On September 18, 2017, the Senate passed an amended version of House Bill 2810, the National Defense Authorization Act for Fiscal Year 2018, a military appropriations bill. The bill had passed the House on July 14 by a vote of 344 to 81. While in the Senate, the bill was amended (through a proposal by Senator McCain) to include Section1630C, which requires the Secretary of Defense to collaborate with other agency and department heads to draft and deliver a report on the “potential offensive and defensive cyber applications of blockchain technology and other distributed database technologies” within 180 days of the bill’s passage.

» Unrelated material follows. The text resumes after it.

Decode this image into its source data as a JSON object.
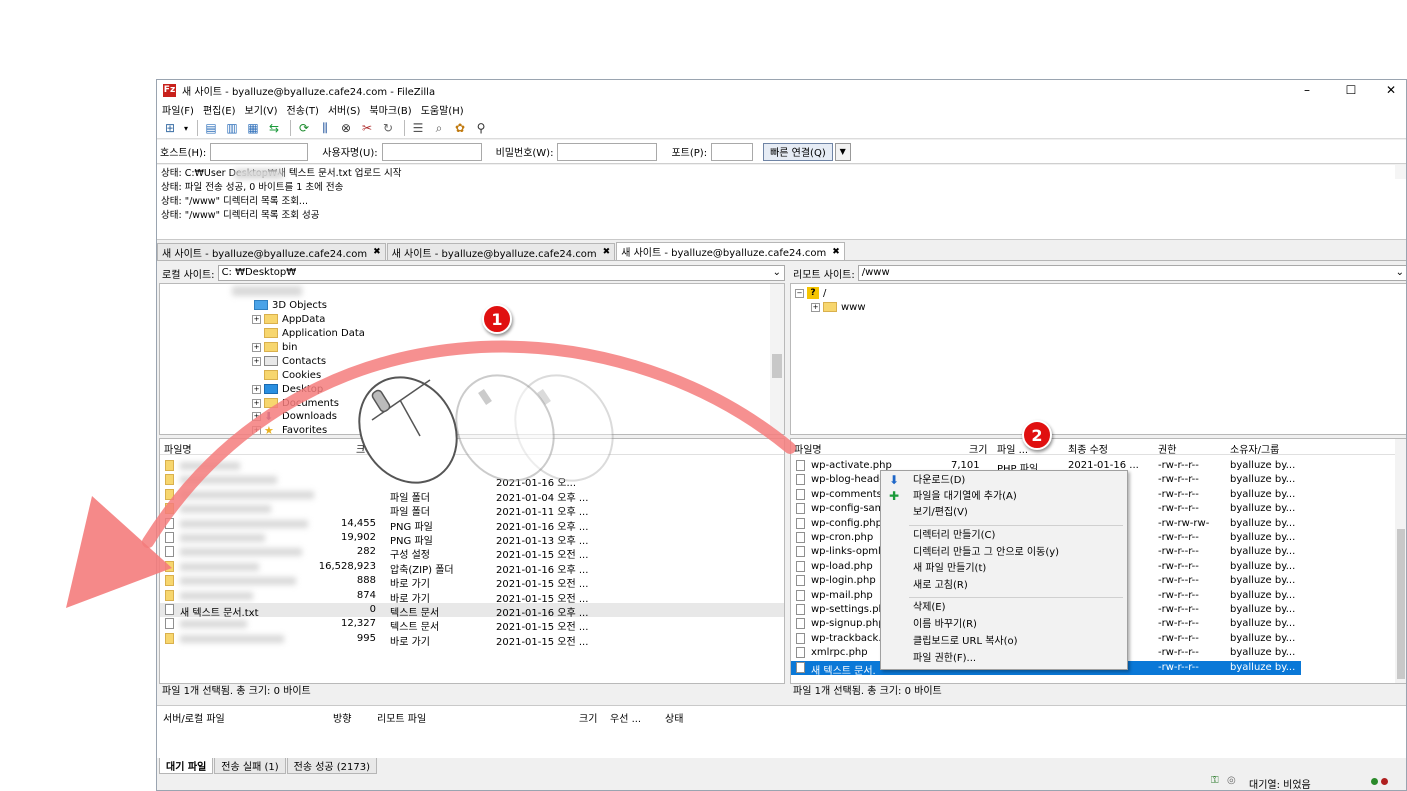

The report would also include “an assessment of efforts by foreign powers, extremist organizations, and criminal networks to utilize these technologies,” as well as “an assessment of the use or planned use of blockchain technologies by the United States Government or critical infrastructure networks and the vulnerabilities of such networks to cyberattacks.”
The bill requires that the report be submitted to the following bodies: the Committee on Armed Services, the Select Committee on Intelligence, and the Committee on Homeland Security and Governmental Affairs in the Senate; and the Committee on Armed Services, the Permanent Select Committee on Intelligence, and the Committee on Homeland Security in the House of Representatives.
Since the Senate version of the bill incorporated substantial amendments, including the provision for the report on cyber applications of blockchain technology, the bill will now head to a conference committee to reconcile the differences. If the conferees do not reach an agreement, then the bill will not move forward. If an agreement is reached, however, the committee will send their recommendations to both chambers for approval.
Should the final version of the bill pass with Section 1630C, the Secretary’s report will not represent the Department of Defense’s (DoD) first foray into the world of blockchain technology. In May 2017, an American technology firm announced that the Defense Advanced Research Projects Agency had awarded it a grant to develop a blockchain-integrated secure communications platform. In June, U.S. Navy Lieutenant Commander Jon McCarter predicted that the technology could “revolutionize Naval Additive Manufacturing, finance, and logistics writ large,” and announced that the Navy Innovation Advisory Council would conduct a series of blockchain experiments. And in September, the DoD’s Homeland Defense and Security Information Analysis Center was named as a partner on public-private collaboration aimed at using the technology to secure, enhance, and modernize energy grid infrastructure.